Search the material for the word "true" and copy every line in which it occurs.
--
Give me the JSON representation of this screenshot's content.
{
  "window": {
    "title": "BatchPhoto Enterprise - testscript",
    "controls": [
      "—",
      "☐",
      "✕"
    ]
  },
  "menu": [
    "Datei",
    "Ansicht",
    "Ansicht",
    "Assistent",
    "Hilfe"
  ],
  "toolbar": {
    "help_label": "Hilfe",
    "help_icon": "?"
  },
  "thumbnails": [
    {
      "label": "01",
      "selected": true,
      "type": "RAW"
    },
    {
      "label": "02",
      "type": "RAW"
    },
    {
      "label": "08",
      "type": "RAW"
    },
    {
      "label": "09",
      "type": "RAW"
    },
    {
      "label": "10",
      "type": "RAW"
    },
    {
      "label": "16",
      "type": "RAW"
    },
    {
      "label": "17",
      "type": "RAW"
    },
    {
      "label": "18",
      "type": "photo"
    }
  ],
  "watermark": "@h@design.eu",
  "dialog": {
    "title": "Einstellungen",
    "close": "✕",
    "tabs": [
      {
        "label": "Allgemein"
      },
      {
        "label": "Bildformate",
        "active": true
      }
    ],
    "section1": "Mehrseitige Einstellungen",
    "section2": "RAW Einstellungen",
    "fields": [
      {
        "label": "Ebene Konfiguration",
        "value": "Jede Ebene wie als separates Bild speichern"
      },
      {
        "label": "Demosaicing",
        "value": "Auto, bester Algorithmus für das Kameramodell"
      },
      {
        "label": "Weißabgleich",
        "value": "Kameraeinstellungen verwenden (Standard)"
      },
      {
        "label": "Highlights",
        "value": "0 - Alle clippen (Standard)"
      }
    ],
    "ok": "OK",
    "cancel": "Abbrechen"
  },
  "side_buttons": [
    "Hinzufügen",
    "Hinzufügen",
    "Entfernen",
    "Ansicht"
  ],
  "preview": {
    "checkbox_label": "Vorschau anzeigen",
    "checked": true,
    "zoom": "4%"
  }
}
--
- OUTPUT FOR THIS EXERCISE -
      "selected": true,
        "active": true
    "checked": true,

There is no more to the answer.